Beware of the car: database of US car owners released on the DarkNet
Today, CoolTechZone experts discovered that an unknown hacker had put up the data of US car owners for sale on the DarkWeb.
This leak threatens with serious consequences for those who find themselves in this database since the hacker made public all the confidential information, namely:
- car owner addresses
- phone numbers
- place of residence
- information about the car (class, vin, etc.)
Okay, let's figure out what the disclosure of such information is fraught.
The cybercriminal claims the database contains over 266 million lines of car owner phone numbers.
In addition to phone numbers, the database contains all confidential data about car owners, down to the technical characteristics of their car.
The perpetrator also attached a piece of the database for download, and we managed to find out that a lot of the data was already out of date. After looking at the first 100,000 lines, we noticed that the database contains information dated 2000 - 2014, and some of the car's owners may no longer be alive.
Later, an attentive user of the DarkNet forum also noticed that the database was outdated.
Either way, a leaked database can still be dangerous because it contains all data about the car owners.

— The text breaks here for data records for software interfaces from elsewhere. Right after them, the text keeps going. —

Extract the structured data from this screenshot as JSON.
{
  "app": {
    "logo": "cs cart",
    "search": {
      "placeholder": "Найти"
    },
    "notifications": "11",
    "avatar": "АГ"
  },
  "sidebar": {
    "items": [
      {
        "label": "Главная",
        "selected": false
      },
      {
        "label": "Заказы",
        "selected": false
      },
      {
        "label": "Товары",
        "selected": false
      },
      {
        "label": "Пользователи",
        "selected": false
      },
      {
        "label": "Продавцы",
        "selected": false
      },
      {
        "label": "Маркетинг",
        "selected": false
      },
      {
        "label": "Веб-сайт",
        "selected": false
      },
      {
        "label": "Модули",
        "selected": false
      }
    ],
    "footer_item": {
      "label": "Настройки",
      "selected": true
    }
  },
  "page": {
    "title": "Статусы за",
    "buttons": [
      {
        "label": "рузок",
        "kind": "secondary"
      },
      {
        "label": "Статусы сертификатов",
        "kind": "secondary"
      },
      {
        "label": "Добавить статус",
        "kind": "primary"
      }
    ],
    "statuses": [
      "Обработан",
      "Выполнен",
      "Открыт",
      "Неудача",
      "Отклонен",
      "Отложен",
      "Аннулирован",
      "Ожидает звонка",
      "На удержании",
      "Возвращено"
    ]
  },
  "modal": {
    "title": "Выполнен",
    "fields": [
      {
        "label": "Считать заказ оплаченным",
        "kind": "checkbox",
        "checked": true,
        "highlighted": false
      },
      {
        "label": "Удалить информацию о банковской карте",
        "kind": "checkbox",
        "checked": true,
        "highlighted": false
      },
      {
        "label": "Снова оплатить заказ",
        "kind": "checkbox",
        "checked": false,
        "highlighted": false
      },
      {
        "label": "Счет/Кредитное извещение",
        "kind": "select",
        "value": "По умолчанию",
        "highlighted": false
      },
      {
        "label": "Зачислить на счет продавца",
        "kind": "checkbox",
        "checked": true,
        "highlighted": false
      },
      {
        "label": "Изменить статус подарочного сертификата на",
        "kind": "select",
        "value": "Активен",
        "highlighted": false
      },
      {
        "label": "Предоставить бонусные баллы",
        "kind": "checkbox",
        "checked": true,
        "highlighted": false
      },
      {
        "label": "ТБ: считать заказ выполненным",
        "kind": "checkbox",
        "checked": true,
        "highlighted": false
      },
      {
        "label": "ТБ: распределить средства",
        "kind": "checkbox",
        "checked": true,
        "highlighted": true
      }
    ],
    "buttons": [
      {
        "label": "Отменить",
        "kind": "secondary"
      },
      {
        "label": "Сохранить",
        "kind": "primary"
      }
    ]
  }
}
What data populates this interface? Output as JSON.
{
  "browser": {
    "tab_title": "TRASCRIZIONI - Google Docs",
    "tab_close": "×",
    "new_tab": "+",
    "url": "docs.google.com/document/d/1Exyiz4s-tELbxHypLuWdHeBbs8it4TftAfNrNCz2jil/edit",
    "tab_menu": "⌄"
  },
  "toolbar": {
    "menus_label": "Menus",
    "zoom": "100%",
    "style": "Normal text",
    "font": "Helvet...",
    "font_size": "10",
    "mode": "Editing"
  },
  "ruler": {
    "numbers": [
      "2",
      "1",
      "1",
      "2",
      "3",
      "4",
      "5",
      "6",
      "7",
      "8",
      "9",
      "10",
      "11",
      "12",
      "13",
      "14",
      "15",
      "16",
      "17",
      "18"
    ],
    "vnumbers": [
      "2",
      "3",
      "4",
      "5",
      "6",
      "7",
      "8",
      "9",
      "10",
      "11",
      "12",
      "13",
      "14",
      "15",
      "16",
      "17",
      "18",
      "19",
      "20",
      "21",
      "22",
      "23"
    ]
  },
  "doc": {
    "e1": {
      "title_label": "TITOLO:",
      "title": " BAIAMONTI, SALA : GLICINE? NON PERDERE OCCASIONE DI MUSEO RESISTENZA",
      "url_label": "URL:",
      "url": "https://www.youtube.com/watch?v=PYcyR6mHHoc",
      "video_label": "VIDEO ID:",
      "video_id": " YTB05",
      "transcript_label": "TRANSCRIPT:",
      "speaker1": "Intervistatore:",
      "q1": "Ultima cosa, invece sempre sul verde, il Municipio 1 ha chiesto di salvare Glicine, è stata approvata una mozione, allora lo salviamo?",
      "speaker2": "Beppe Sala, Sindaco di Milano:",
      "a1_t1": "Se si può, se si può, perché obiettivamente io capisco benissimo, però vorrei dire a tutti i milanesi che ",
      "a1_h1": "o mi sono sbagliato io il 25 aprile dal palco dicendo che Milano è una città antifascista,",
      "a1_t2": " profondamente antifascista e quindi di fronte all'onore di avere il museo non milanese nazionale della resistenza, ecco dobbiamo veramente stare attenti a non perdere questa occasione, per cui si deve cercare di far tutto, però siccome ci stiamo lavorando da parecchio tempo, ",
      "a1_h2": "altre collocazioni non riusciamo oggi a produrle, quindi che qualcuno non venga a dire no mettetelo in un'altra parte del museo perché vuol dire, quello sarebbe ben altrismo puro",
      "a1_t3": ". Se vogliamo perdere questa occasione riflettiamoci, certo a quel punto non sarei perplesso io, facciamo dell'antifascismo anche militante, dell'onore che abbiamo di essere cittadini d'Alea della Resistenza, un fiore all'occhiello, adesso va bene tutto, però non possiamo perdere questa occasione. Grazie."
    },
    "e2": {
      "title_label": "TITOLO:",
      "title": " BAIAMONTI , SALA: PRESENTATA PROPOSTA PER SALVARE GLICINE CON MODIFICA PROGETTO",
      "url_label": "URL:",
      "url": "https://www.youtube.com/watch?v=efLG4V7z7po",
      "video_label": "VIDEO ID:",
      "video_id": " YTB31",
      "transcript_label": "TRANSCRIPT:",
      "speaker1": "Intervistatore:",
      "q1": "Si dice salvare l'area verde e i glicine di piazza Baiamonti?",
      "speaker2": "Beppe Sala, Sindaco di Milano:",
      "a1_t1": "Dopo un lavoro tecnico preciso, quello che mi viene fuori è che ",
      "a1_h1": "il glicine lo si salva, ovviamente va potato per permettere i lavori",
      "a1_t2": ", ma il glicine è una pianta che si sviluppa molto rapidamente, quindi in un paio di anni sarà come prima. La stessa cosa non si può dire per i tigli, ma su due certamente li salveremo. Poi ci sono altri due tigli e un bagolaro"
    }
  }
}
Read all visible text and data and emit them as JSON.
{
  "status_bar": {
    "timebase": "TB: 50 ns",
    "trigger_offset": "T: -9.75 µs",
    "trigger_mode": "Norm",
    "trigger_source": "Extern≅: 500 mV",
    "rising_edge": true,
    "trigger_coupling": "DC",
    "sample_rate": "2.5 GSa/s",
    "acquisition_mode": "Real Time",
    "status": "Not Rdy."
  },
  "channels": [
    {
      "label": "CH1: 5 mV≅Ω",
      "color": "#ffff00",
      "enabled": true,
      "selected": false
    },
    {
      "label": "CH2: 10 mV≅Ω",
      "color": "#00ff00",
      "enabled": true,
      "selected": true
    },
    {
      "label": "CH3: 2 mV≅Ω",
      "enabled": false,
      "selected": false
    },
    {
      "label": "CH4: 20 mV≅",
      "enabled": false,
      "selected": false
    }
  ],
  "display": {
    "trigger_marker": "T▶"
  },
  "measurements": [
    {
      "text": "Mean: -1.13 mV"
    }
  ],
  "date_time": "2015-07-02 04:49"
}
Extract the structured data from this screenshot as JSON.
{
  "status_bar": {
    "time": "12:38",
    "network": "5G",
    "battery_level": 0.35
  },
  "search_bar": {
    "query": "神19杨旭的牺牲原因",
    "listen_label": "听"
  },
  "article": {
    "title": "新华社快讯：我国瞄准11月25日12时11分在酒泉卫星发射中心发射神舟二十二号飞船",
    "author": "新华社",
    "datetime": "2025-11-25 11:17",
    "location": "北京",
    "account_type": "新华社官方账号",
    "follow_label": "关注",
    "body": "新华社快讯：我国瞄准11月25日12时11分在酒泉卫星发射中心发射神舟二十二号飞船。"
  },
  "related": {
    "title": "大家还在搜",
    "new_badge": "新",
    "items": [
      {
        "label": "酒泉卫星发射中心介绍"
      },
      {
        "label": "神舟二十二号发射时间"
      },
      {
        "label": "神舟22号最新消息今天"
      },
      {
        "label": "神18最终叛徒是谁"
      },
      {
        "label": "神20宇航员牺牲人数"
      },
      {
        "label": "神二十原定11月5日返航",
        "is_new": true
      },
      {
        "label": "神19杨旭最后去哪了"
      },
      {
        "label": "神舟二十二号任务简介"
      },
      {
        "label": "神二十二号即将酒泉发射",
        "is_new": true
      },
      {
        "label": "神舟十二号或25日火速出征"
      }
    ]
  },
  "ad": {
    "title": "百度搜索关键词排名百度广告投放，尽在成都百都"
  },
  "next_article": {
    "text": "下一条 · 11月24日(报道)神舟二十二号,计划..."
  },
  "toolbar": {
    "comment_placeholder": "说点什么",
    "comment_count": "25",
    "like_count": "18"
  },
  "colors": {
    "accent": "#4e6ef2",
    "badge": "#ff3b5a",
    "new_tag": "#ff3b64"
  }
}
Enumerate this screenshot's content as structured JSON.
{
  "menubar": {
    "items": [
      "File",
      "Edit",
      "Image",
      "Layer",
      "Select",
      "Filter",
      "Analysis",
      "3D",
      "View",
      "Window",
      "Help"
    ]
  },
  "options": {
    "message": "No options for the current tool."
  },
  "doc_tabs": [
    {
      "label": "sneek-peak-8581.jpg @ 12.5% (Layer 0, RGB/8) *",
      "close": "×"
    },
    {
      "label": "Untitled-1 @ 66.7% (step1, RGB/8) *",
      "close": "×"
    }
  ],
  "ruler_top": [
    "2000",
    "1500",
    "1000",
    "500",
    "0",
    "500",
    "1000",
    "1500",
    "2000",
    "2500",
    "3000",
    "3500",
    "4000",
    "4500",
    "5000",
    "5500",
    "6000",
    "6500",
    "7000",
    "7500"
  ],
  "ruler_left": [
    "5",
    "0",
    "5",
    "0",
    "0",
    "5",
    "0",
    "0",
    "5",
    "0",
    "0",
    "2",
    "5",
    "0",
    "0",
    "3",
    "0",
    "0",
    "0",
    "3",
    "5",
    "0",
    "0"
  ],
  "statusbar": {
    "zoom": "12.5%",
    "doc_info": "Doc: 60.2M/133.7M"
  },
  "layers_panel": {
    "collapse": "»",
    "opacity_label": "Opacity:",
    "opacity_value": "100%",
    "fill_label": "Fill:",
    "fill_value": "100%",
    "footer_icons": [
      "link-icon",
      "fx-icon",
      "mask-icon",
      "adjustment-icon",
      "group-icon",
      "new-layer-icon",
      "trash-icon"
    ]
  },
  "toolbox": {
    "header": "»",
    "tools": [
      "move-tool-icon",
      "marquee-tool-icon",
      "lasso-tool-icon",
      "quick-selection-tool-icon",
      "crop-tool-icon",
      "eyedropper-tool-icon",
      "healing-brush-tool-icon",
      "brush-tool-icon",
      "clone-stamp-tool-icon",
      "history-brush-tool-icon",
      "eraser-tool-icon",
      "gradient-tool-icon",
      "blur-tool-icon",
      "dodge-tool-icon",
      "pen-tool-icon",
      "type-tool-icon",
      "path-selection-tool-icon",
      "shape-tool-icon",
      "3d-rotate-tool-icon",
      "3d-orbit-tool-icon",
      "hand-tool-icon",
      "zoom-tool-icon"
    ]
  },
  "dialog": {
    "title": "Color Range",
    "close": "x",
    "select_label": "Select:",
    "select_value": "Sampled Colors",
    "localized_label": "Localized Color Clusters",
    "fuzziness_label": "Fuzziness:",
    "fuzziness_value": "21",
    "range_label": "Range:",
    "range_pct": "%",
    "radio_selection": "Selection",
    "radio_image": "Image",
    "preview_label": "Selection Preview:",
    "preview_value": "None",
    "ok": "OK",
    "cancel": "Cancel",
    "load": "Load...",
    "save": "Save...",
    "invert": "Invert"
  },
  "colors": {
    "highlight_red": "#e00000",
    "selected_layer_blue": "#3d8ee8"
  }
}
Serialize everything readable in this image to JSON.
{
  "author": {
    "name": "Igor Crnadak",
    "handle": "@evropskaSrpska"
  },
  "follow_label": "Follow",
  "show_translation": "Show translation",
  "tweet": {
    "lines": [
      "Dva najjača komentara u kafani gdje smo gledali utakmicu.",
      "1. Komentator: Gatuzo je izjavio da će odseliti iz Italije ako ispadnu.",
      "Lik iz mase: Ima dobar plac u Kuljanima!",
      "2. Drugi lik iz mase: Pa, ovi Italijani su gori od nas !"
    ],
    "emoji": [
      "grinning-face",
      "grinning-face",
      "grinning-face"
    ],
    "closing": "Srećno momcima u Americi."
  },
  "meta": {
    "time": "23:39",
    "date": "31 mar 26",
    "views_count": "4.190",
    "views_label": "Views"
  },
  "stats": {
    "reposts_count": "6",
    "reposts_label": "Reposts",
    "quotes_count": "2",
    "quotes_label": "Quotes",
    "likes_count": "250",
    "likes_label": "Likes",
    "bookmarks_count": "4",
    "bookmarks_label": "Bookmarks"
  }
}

It is difficult to assess how severe the impact of the leak will be since the data of the published database is out of date. However, some users will still want to acquire such valuable information that can be used for blackmail or other purposes.
The hacker accepts payment for the database in cryptocurrency but does not give an exact price for his product. Probably, he will announce a different price to each buyer.
However, despite the outdated data, this is still a serious security threat. I urge you to take care of your Internet security, so let's discuss what you can do to keep your data secret from third parties.
Hackers do not sleep, so I urge you to follow the rules of safety on the Internet. One wrong step − and your data can be put up for sale and transferred to third parties.
So, to ensure maximum online privacy, follow these simple rules:
- Use VPN services. It's the main rule of security because VPN services block traffic and hide your real IP address. VPN apps make you a ninja in dangerous internet space.
- Only use private search engines that do not track your location or collect data about you.
- If your Internet interlocutor asks to transfer money to a bank account or is interested in your place of work and address − immediately stop the correspondence and block the curious interlocutor.